Requirement: Return the entries below verbatim. Pictures stay out.
*** The input ***
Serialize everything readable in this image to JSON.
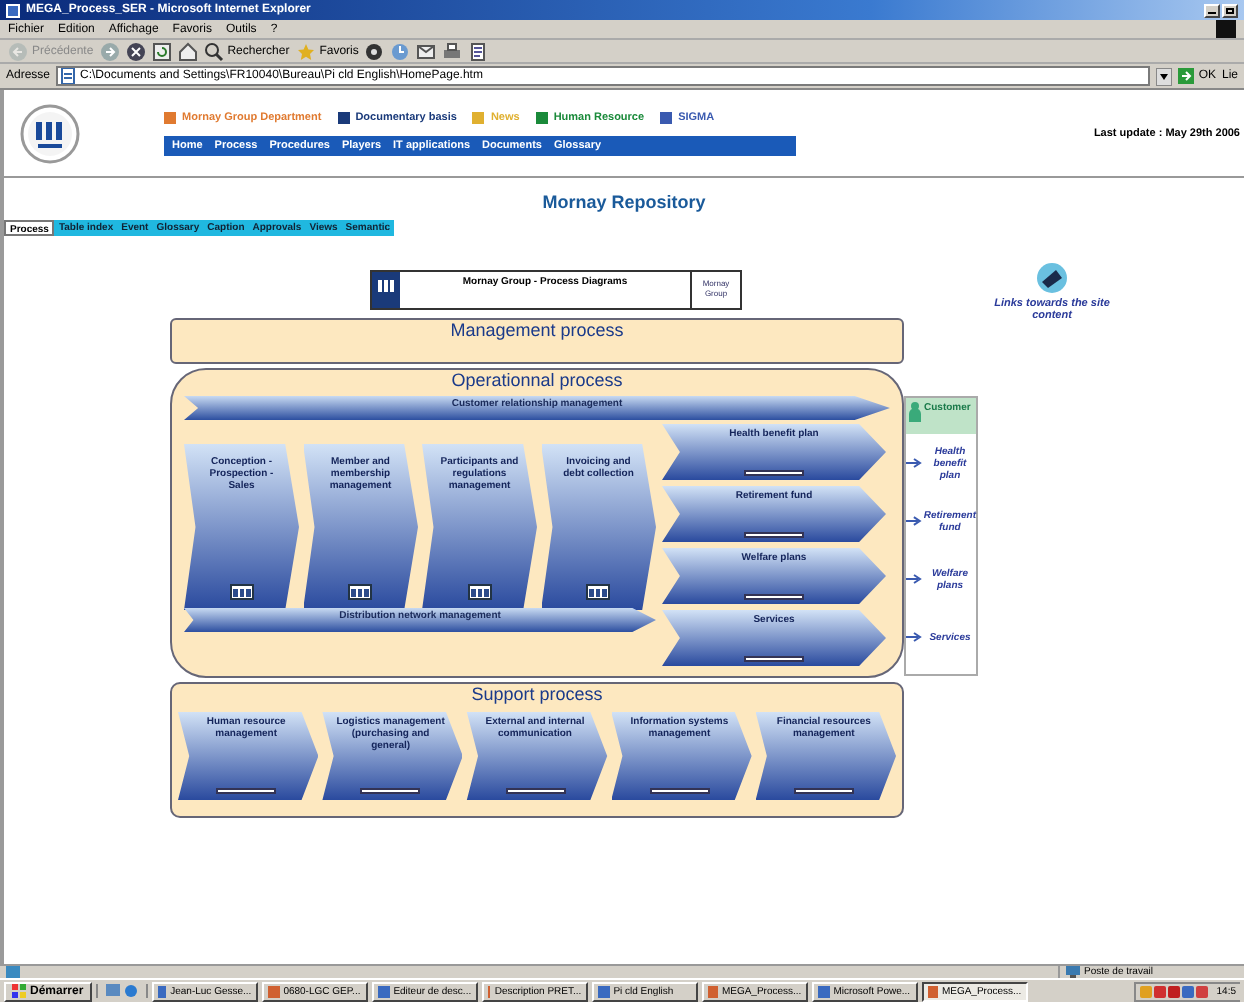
{
  "window": {
    "title": "MEGA_Process_SER - Microsoft Internet Explorer"
  },
  "menu": [
    "Fichier",
    "Edition",
    "Affichage",
    "Favoris",
    "Outils",
    "?"
  ],
  "toolbar": [
    {
      "kind": "back",
      "label": "Précédente",
      "disabled": true
    },
    {
      "kind": "forward",
      "disabled": false
    },
    {
      "kind": "stop",
      "disabled": false
    },
    {
      "kind": "refresh",
      "disabled": false
    },
    {
      "kind": "home",
      "disabled": false
    },
    {
      "kind": "search",
      "label": "Rechercher",
      "disabled": false
    },
    {
      "kind": "favorites",
      "label": "Favoris",
      "disabled": false
    },
    {
      "kind": "media",
      "disabled": false
    },
    {
      "kind": "history",
      "disabled": false
    },
    {
      "kind": "mail",
      "disabled": false
    },
    {
      "kind": "print",
      "disabled": false
    },
    {
      "kind": "edit",
      "disabled": false
    }
  ],
  "address": {
    "label": "Adresse",
    "value": "C:\\Documents and Settings\\FR10040\\Bureau\\Pi cld English\\HomePage.htm",
    "go": "OK",
    "links": "Lie"
  },
  "site_links": [
    {
      "label": "Mornay Group Department",
      "color": "#e07a30"
    },
    {
      "label": "Documentary basis",
      "color": "#1a3a7a"
    },
    {
      "label": "News",
      "color": "#e0b030"
    },
    {
      "label": "Human Resource",
      "color": "#1a8a3a"
    },
    {
      "label": "SIGMA",
      "color": "#3a5ab0"
    }
  ],
  "nav": [
    "Home",
    "Process",
    "Procedures",
    "Players",
    "IT applications",
    "Documents",
    "Glossary"
  ],
  "last_update": "Last update : May 29th 2006",
  "page_title": "Mornay Repository",
  "tabs": [
    {
      "label": "Process",
      "selected": true
    },
    {
      "label": "Table index",
      "selected": false
    },
    {
      "label": "Event",
      "selected": false
    },
    {
      "label": "Glossary",
      "selected": false
    },
    {
      "label": "Caption",
      "selected": false
    },
    {
      "label": "Approvals",
      "selected": false
    },
    {
      "label": "Views",
      "selected": false
    },
    {
      "label": "Semantic",
      "selected": false
    }
  ],
  "diagram": {
    "header": {
      "title": "Mornay Group - Process Diagrams",
      "caption": "Mornay Group"
    },
    "management": {
      "title": "Management process"
    },
    "operational": {
      "title": "Operationnal process",
      "top_flow": "Customer relationship management",
      "steps": [
        "Conception - Prospection - Sales",
        "Member and membership management",
        "Participants and regulations management",
        "Invoicing and debt collection"
      ],
      "bottom_flow": "Distribution network management",
      "products": [
        "Health benefit plan",
        "Retirement fund",
        "Welfare plans",
        "Services"
      ]
    },
    "customer": {
      "title": "Customer",
      "items": [
        "Health benefit plan",
        "Retirement fund",
        "Welfare plans",
        "Services"
      ]
    },
    "support": {
      "title": "Support process",
      "steps": [
        "Human resource management",
        "Logistics management (purchasing and general)",
        "External and internal communication",
        "Information systems management",
        "Financial resources management"
      ]
    }
  },
  "links_panel": {
    "text": "Links towards the site content"
  },
  "status_bar": {
    "zone": "Poste de travail"
  },
  "taskbar": {
    "start": "Démarrer",
    "items": [
      {
        "label": "Jean-Luc Gesse...",
        "selected": false
      },
      {
        "label": "0680-LGC GEP...",
        "selected": false
      },
      {
        "label": "Editeur de desc...",
        "selected": false
      },
      {
        "label": "Description PRET...",
        "selected": false
      },
      {
        "label": "Pi cld English",
        "selected": false
      },
      {
        "label": "MEGA_Process...",
        "selected": false
      },
      {
        "label": "Microsoft Powe...",
        "selected": false
      },
      {
        "label": "MEGA_Process...",
        "selected": true
      }
    ],
    "clock": "14:5"
  }
}
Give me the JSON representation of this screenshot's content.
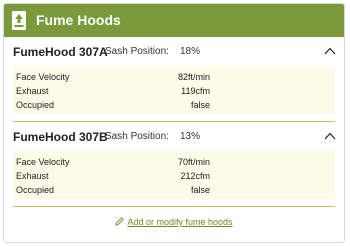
{
  "header": {
    "title": "Fume Hoods",
    "icon": "upload-tray-icon",
    "color": "#7a9a3c"
  },
  "hoods": [
    {
      "name": "FumeHood 307A",
      "sash_label": "Sash Position:",
      "sash_value": "18%",
      "expanded": true,
      "rows": [
        {
          "label": "Face Velocity",
          "value": "82ft/min"
        },
        {
          "label": "Exhaust",
          "value": "119cfm"
        },
        {
          "label": "Occupied",
          "value": "false"
        }
      ]
    },
    {
      "name": "FumeHood 307B",
      "sash_label": "Sash Position:",
      "sash_value": "13%",
      "expanded": true,
      "rows": [
        {
          "label": "Face Velocity",
          "value": "70ft/min"
        },
        {
          "label": "Exhaust",
          "value": "212cfm"
        },
        {
          "label": "Occupied",
          "value": "false"
        }
      ]
    }
  ],
  "footer": {
    "link_label": "Add or modify fume hoods",
    "icon": "pencil-icon",
    "link_color": "#6b8e23"
  }
}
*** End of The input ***
Task result:
Serialize everything readable in this image to JSON.
{
  "window": {
    "title": "MEGA_Process_SER - Microsoft Internet Explorer"
  },
  "menu": [
    "Fichier",
    "Edition",
    "Affichage",
    "Favoris",
    "Outils",
    "?"
  ],
  "toolbar": [
    {
      "kind": "back",
      "label": "Précédente",
      "disabled": true
    },
    {
      "kind": "forward",
      "disabled": false
    },
    {
      "kind": "stop",
      "disabled": false
    },
    {
      "kind": "refresh",
      "disabled": false
    },
    {
      "kind": "home",
      "disabled": false
    },
    {
      "kind": "search",
      "label": "Rechercher",
      "disabled": false
    },
    {
      "kind": "favorites",
      "label": "Favoris",
      "disabled": false
    },
    {
      "kind": "media",
      "disabled": false
    },
    {
      "kind": "history",
      "disabled": false
    },
    {
      "kind": "mail",
      "disabled": false
    },
    {
      "kind": "print",
      "disabled": false
    },
    {
      "kind": "edit",
      "disabled": false
    }
  ],
  "address": {
    "label": "Adresse",
    "value": "C:\\Documents and Settings\\FR10040\\Bureau\\Pi cld English\\HomePage.htm",
    "go": "OK",
    "links": "Lie"
  },
  "site_links": [
    {
      "label": "Mornay Group Department",
      "color": "#e07a30"
    },
    {
      "label": "Documentary basis",
      "color": "#1a3a7a"
    },
    {
      "label": "News",
      "color": "#e0b030"
    },
    {
      "label": "Human Resource",
      "color": "#1a8a3a"
    },
    {
      "label": "SIGMA",
      "color": "#3a5ab0"
    }
  ],
  "nav": [
    "Home",
    "Process",
    "Procedures",
    "Players",
    "IT applications",
    "Documents",
    "Glossary"
  ],
  "last_update": "Last update : May 29th 2006",
  "page_title": "Mornay Repository",
  "tabs": [
    {
      "label": "Process",
      "selected": true
    },
    {
      "label": "Table index",
      "selected": false
    },
    {
      "label": "Event",
      "selected": false
    },
    {
      "label": "Glossary",
      "selected": false
    },
    {
      "label": "Caption",
      "selected": false
    },
    {
      "label": "Approvals",
      "selected": false
    },
    {
      "label": "Views",
      "selected": false
    },
    {
      "label": "Semantic",
      "selected": false
    }
  ],
  "diagram": {
    "header": {
      "title": "Mornay Group - Process Diagrams",
      "caption": "Mornay Group"
    },
    "management": {
      "title": "Management process"
    },
    "operational": {
      "title": "Operationnal process",
      "top_flow": "Customer relationship management",
      "steps": [
        "Conception - Prospection - Sales",
        "Member and membership management",
        "Participants and regulations management",
        "Invoicing and debt collection"
      ],
      "bottom_flow": "Distribution network management",
      "products": [
        "Health benefit plan",
        "Retirement fund",
        "Welfare plans",
        "Services"
      ]
    },
    "customer": {
      "title": "Customer",
      "items": [
        "Health benefit plan",
        "Retirement fund",
        "Welfare plans",
        "Services"
      ]
    },
    "support": {
      "title": "Support process",
      "steps": [
        "Human resource management",
        "Logistics management (purchasing and general)",
        "External and internal communication",
        "Information systems management",
        "Financial resources management"
      ]
    }
  },
  "links_panel": {
    "text": "Links towards the site content"
  },
  "status_bar": {
    "zone": "Poste de travail"
  },
  "taskbar": {
    "start": "Démarrer",
    "items": [
      {
        "label": "Jean-Luc Gesse...",
        "selected": false
      },
      {
        "label": "0680-LGC GEP...",
        "selected": false
      },
      {
        "label": "Editeur de desc...",
        "selected": false
      },
      {
        "label": "Description PRET...",
        "selected": false
      },
      {
        "label": "Pi cld English",
        "selected": false
      },
      {
        "label": "MEGA_Process...",
        "selected": false
      },
      {
        "label": "Microsoft Powe...",
        "selected": false
      },
      {
        "label": "MEGA_Process...",
        "selected": true
      }
    ],
    "clock": "14:5"
  }
}
Give me the JSON representation of this screenshot's content.
{
  "header": {
    "title": "Fume Hoods",
    "icon": "upload-tray-icon",
    "color": "#7a9a3c"
  },
  "hoods": [
    {
      "name": "FumeHood 307A",
      "sash_label": "Sash Position:",
      "sash_value": "18%",
      "expanded": true,
      "rows": [
        {
          "label": "Face Velocity",
          "value": "82ft/min"
        },
        {
          "label": "Exhaust",
          "value": "119cfm"
        },
        {
          "label": "Occupied",
          "value": "false"
        }
      ]
    },
    {
      "name": "FumeHood 307B",
      "sash_label": "Sash Position:",
      "sash_value": "13%",
      "expanded": true,
      "rows": [
        {
          "label": "Face Velocity",
          "value": "70ft/min"
        },
        {
          "label": "Exhaust",
          "value": "212cfm"
        },
        {
          "label": "Occupied",
          "value": "false"
        }
      ]
    }
  ],
  "footer": {
    "link_label": "Add or modify fume hoods",
    "icon": "pencil-icon",
    "link_color": "#6b8e23"
  }
}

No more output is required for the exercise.